Race Type: Cobbled classic
Driedaagse Brugge-De Panne began as a 3-day stage race. The first stage would take riders away from De Panne on the North Sea coast towards the hills of the Flemish Ardennes. The second stage would usually
see riders head back towards the coast. The third day would be split between a short start in the morning and a small time trial in the afternoon.
As it was, it suited classics specialists who could sprint but also those who had some time trialling ability too. The most victorious rider, Erik Vanderaerden, encapsulated these qualities and won the race 5 times.
It also suited strong time triallers who were able to race the classics part of the parcours without losing much or any amount of time. Then they could gain time in the time trial and take the win. Sylvain Chavanel and David Millar are obvious examples.
2018 saw the race make major changes. Now no longer lasting 3

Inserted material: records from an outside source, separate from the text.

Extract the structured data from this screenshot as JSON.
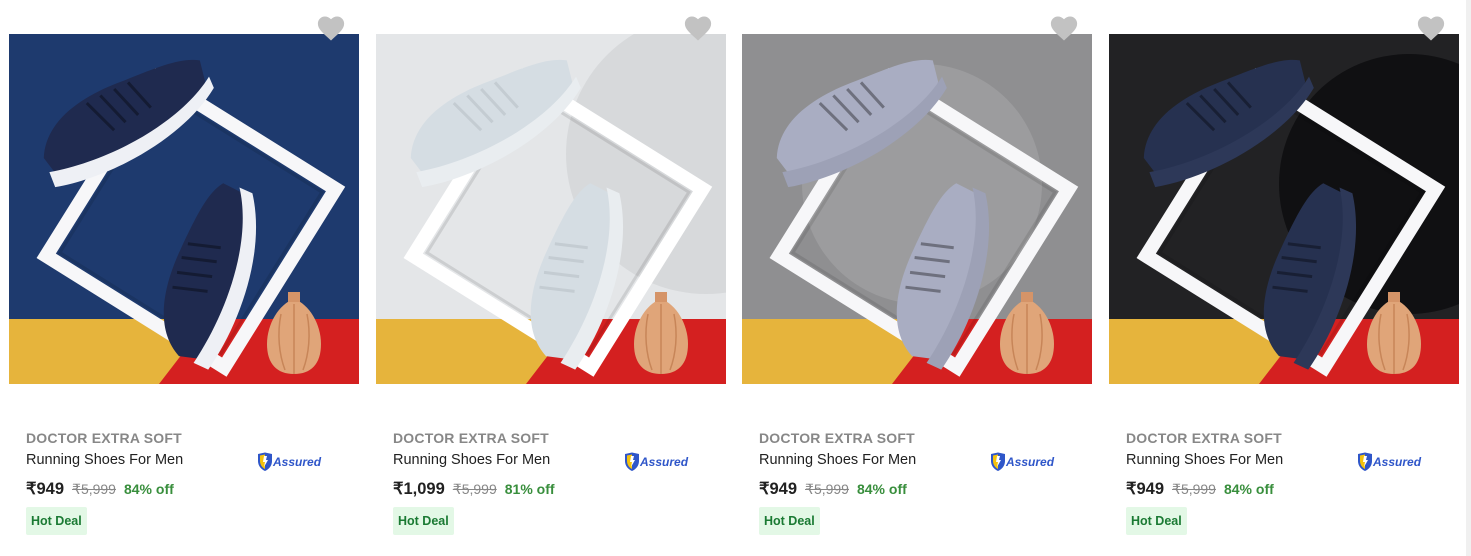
{
  "products": [
    {
      "brand": "DOCTOR EXTRA SOFT",
      "title": "Running Shoes For Men",
      "price": "₹949",
      "mrp": "₹5,999",
      "discount": "84% off",
      "badge": "Hot Deal",
      "assured": "Assured",
      "bg_color": "#1e3a6e",
      "shoe_color": "#1f2a4f",
      "sole_color": "#eef0f5"
    },
    {
      "brand": "DOCTOR EXTRA SOFT",
      "title": "Running Shoes For Men",
      "price": "₹1,099",
      "mrp": "₹5,999",
      "discount": "81% off",
      "badge": "Hot Deal",
      "assured": "Assured",
      "bg_color": "#e4e6e8",
      "shoe_color": "#d5dde3",
      "sole_color": "#e9edf0"
    },
    {
      "brand": "DOCTOR EXTRA SOFT",
      "title": "Running Shoes For Men",
      "price": "₹949",
      "mrp": "₹5,999",
      "discount": "84% off",
      "badge": "Hot Deal",
      "assured": "Assured",
      "bg_color": "#8f8f91",
      "shoe_color": "#a9adc2",
      "sole_color": "#9da1b6"
    },
    {
      "brand": "DOCTOR EXTRA SOFT",
      "title": "Running Shoes For Men",
      "price": "₹949",
      "mrp": "₹5,999",
      "discount": "84% off",
      "badge": "Hot Deal",
      "assured": "Assured",
      "bg_color": "#222224",
      "shoe_color": "#263150",
      "sole_color": "#2d3858"
    }
  ],
  "icons": {
    "wishlist": "heart-icon",
    "assured": "assured-shield-icon"
  },
  "colors": {
    "heart": "#c2c2c2",
    "discount": "#388e3c",
    "deal_bg": "#e3f8e6",
    "assured_blue": "#2f56c9",
    "assured_gold": "#f4c20d",
    "floor_red": "#d42020",
    "floor_yellow": "#e6b43c"
  }
}
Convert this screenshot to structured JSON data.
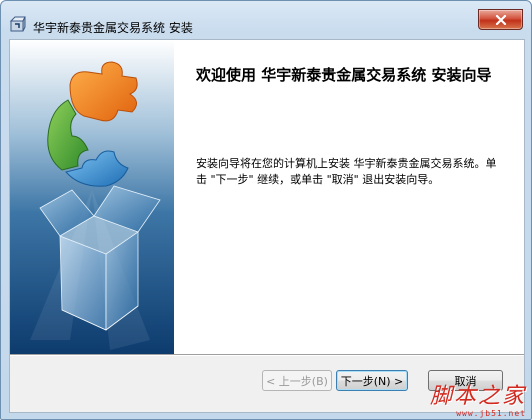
{
  "window": {
    "title": "华宇新泰贵金属交易系统 安装",
    "close_icon": "close-icon"
  },
  "wizard": {
    "heading": "欢迎使用 华宇新泰贵金属交易系统 安装向导",
    "body": "安装向导将在您的计算机上安装 华宇新泰贵金属交易系统。单击 \"下一步\" 继续，或单击 \"取消\" 退出安装向导。",
    "side_image": "puzzle-box-graphic"
  },
  "buttons": {
    "back": "< 上一步(B)",
    "next": "下一步(N) >",
    "cancel": "取消"
  },
  "watermark": {
    "text": "脚本之家",
    "url": "www.jb51.net"
  }
}
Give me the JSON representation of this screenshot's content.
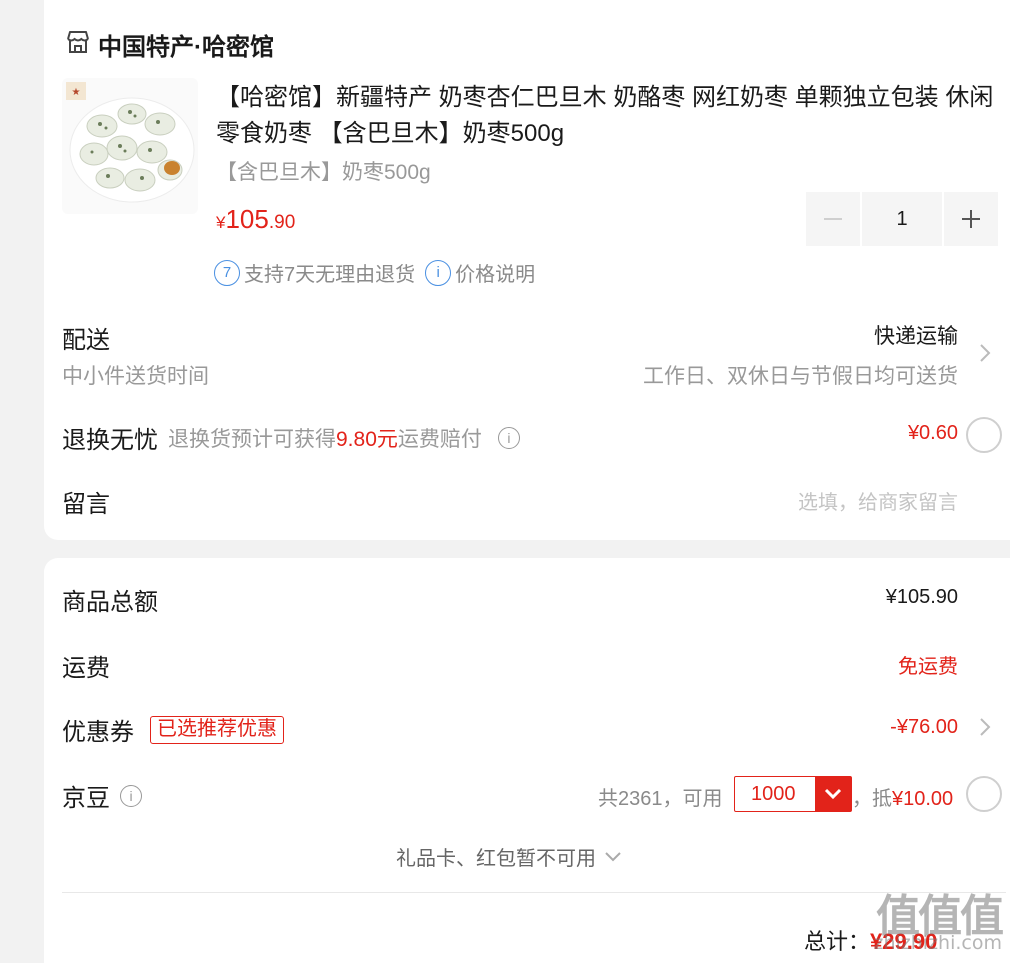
{
  "shop": {
    "name": "中国特产·哈密馆",
    "icon": "store-icon"
  },
  "product": {
    "title": "【哈密馆】新疆特产 奶枣杏仁巴旦木 奶酪枣 网红奶枣 单颗独立包装 休闲零食奶枣 【含巴旦木】奶枣500g",
    "spec": "【含巴旦木】奶枣500g",
    "price_symbol": "¥",
    "price_int": "105",
    "price_dec": ".90",
    "quantity": "1",
    "tag_return_icon_text": "7",
    "tag_return": "支持7天无理由退货",
    "tag_price_icon_text": "i",
    "tag_price": "价格说明"
  },
  "delivery": {
    "label": "配送",
    "sub": "中小件送货时间",
    "method": "快递运输",
    "time": "工作日、双休日与节假日均可送货"
  },
  "return_service": {
    "label": "退换无忧",
    "desc_prefix": "退换货预计可获得",
    "desc_amount": "9.80元",
    "desc_suffix": "运费赔付",
    "price": "¥0.60"
  },
  "message": {
    "label": "留言",
    "placeholder": "选填，给商家留言"
  },
  "summary": {
    "goods_total_label": "商品总额",
    "goods_total_value": "¥105.90",
    "shipping_label": "运费",
    "shipping_value": "免运费",
    "coupon_label": "优惠券",
    "coupon_tag": "已选推荐优惠",
    "coupon_value": "-¥76.00",
    "beans_label": "京豆",
    "beans_total_text": "共2361，可用",
    "beans_selected": "1000",
    "beans_deduct_prefix": "，抵",
    "beans_deduct_value": "¥10.00",
    "giftcard_text": "礼品卡、红包暂不可用",
    "total_label": "总计：",
    "total_value": "¥29.90"
  },
  "watermark": {
    "logo": "值值值",
    "site": "zhizhizhi.com"
  },
  "colors": {
    "accent_red": "#e2231a",
    "info_blue": "#4a90e2",
    "gray_text": "#999999"
  }
}
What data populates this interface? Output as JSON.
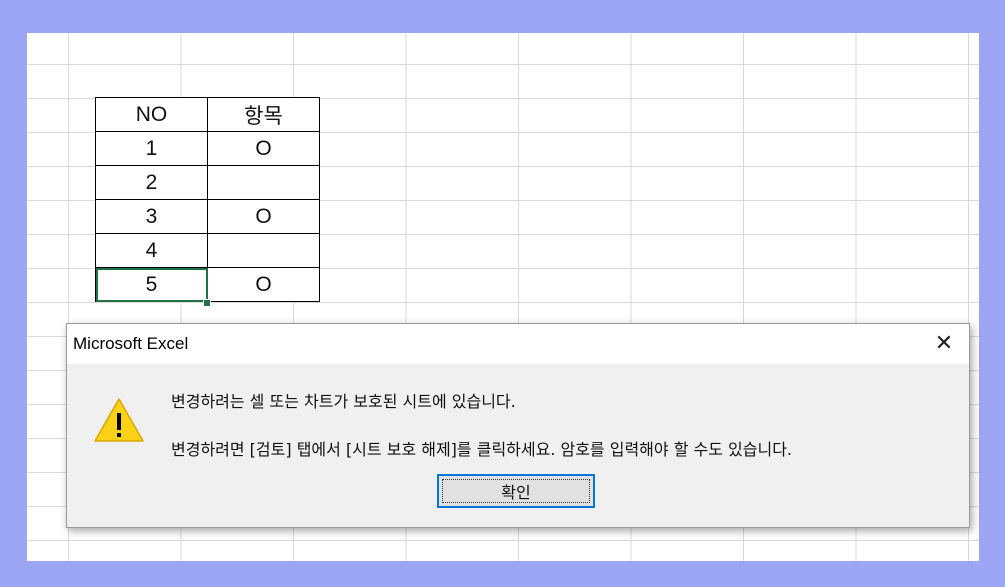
{
  "table": {
    "headers": [
      "NO",
      "항목"
    ],
    "rows": [
      [
        "1",
        "O"
      ],
      [
        "2",
        ""
      ],
      [
        "3",
        "O"
      ],
      [
        "4",
        ""
      ],
      [
        "5",
        "O"
      ]
    ]
  },
  "dialog": {
    "title": "Microsoft Excel",
    "close_glyph": "✕",
    "icon": "warning-icon",
    "message_line1": "변경하려는 셀 또는 차트가 보호된 시트에 있습니다.",
    "message_line2": "변경하려면 [검토] 탭에서 [시트 보호 해제]를 클릭하세요. 암호를 입력해야 할 수도 있습니다.",
    "ok_label": "확인"
  },
  "colors": {
    "background": "#9da5f5",
    "selection": "#217346",
    "button_focus": "#0078d7",
    "warning_fill": "#fcd116"
  }
}
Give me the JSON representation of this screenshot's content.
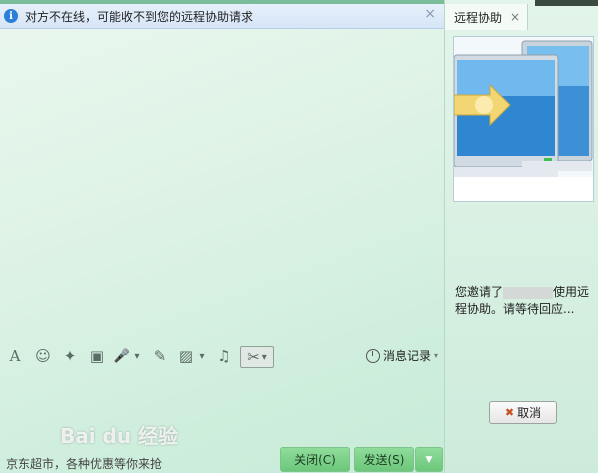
{
  "notice": {
    "text": "对方不在线，可能收不到您的远程协助请求",
    "close_glyph": "×",
    "info_glyph": "i"
  },
  "right_panel": {
    "tab_label": "远程协助",
    "tab_close": "×",
    "message_prefix": "您邀请了",
    "message_suffix": "使用远程协助。请等待回应...",
    "cancel_label": "取消"
  },
  "toolbar": {
    "font_glyph": "A",
    "emoji_glyph": "☺",
    "magic_glyph": "✦",
    "video_glyph": "▣",
    "voice_glyph": "🎤",
    "edit_glyph": "✎",
    "image_glyph": "▨",
    "music_glyph": "♫",
    "scissors_glyph": "✂",
    "dropdown_glyph": "▾",
    "history_label": "消息记录"
  },
  "bottom": {
    "ad_text": "京东超市，各种优惠等你来抢",
    "close_label": "关闭(C)",
    "send_label": "发送(S)",
    "send_arrow": "▼"
  },
  "watermark": "Bai du 经验",
  "colors": {
    "accent_green": "#6cc77a",
    "info_blue": "#2b7fd6"
  }
}
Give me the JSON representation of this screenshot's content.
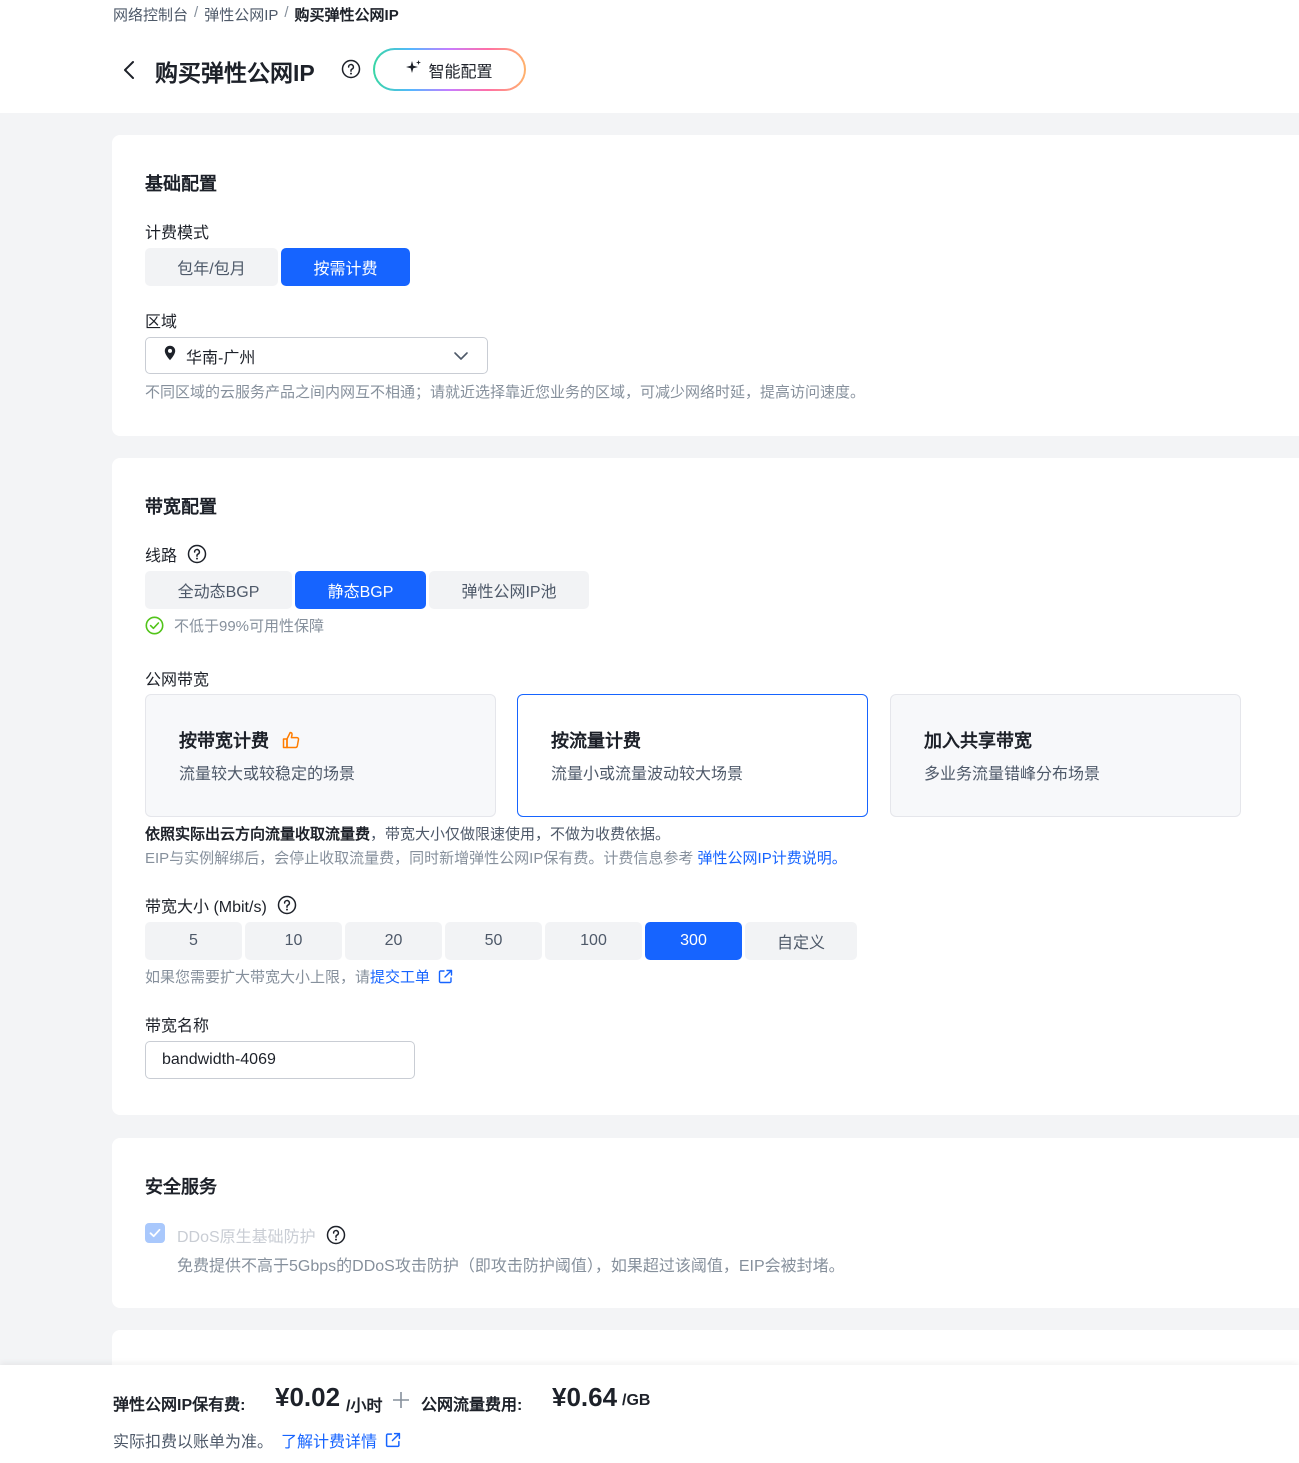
{
  "breadcrumb": {
    "item1": "网络控制台",
    "item2": "弹性公网IP",
    "current": "购买弹性公网IP",
    "sep": "/"
  },
  "header": {
    "title": "购买弹性公网IP",
    "smart_config": "智能配置"
  },
  "basic": {
    "title": "基础配置",
    "billing_label": "计费模式",
    "billing_options": [
      "包年/包月",
      "按需计费"
    ],
    "billing_selected": "按需计费",
    "region_label": "区域",
    "region_value": "华南-广州",
    "region_hint": "不同区域的云服务产品之间内网互不相通；请就近选择靠近您业务的区域，可减少网络时延，提高访问速度。"
  },
  "bandwidth": {
    "title": "带宽配置",
    "line_label": "线路",
    "line_options": [
      "全动态BGP",
      "静态BGP",
      "弹性公网IP池"
    ],
    "line_selected": "静态BGP",
    "sla": "不低于99%可用性保障",
    "public_label": "公网带宽",
    "plans": [
      {
        "title": "按带宽计费",
        "desc": "流量较大或较稳定的场景"
      },
      {
        "title": "按流量计费",
        "desc": "流量小或流量波动较大场景"
      },
      {
        "title": "加入共享带宽",
        "desc": "多业务流量错峰分布场景"
      }
    ],
    "plan_selected": "按流量计费",
    "desc_bold": "依照实际出云方向流量收取流量费",
    "desc_rest": "，带宽大小仅做限速使用，不做为收费依据。",
    "desc2": "EIP与实例解绑后，会停止收取流量费，同时新增弹性公网IP保有费。计费信息参考 ",
    "desc2_link": "弹性公网IP计费说明。",
    "size_label": "带宽大小 (Mbit/s)",
    "size_options": [
      "5",
      "10",
      "20",
      "50",
      "100",
      "300",
      "自定义"
    ],
    "size_selected": "300",
    "size_hint": "如果您需要扩大带宽大小上限，请 ",
    "size_hint_link": "提交工单",
    "name_label": "带宽名称",
    "name_value": "bandwidth-4069"
  },
  "security": {
    "title": "安全服务",
    "ddos_label": "DDoS原生基础防护",
    "ddos_desc": "免费提供不高于5Gbps的DDoS攻击防护（即攻击防护阈值），如果超过该阈值，EIP会被封堵。"
  },
  "footer": {
    "hold_label": "弹性公网IP保有费:",
    "hold_price": "¥0.02",
    "hold_unit": "/小时",
    "plus": "+",
    "traffic_label": "公网流量费用:",
    "traffic_price": "¥0.64",
    "traffic_unit": "/GB",
    "note": "实际扣费以账单为准。",
    "note_link": "了解计费详情"
  },
  "colors": {
    "primary": "#1664ff",
    "success": "#52c41a",
    "text": "#1d2129",
    "muted": "#86909c"
  }
}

days and moving a week earlier. It also now tends to cover some similar
roads to Gent Wevelgem, including the Kemmelberg. The time trial has
also been completed removed from the character of the race.
The new parcours has swung the balance towards the pure sprinters
so far. Viviani and Groenewegen won big bunch sprints and it’s unlikely
that this changes much in the future.
Enrico Gasparotto had led the race from the first stage and held an advantage of 8 seconds going into the final time trial. Stijn Devolder rolled off the start ramp early on and took the provisional lead for around an hour and a half. It was Swede Magnus Backstedt who then took over with a lead of 58 seconds over Devolder.
Joost Posthuma was the next rider to take the leader’s chair, going 15 seconds quicker than Backstedt. Quinziato was the next threat but finished just 2 seconds behind Posthuma’s time.
Luca Paolini, who was high in the GC, time trialled poorly and fell out of contention. Gasparotto lost his advantage and finished 8 seconds behind Posthuma and a very youthful Niki Terpstra was 10 seconds behind in 4th too.
I’m tempted to say nothing in its current guise.
I’ve already used the Kemmelberg for Gent Wevelgem, so I’ll say the Rodeberg. The Rodeberg is 0.8km long at an average gradient of 5%.
Strategically, not much can be done on the climb as it’s around 100km from the finish line. But with peaks at close to 20% it can briefly split up the bunch and cause sprinters pain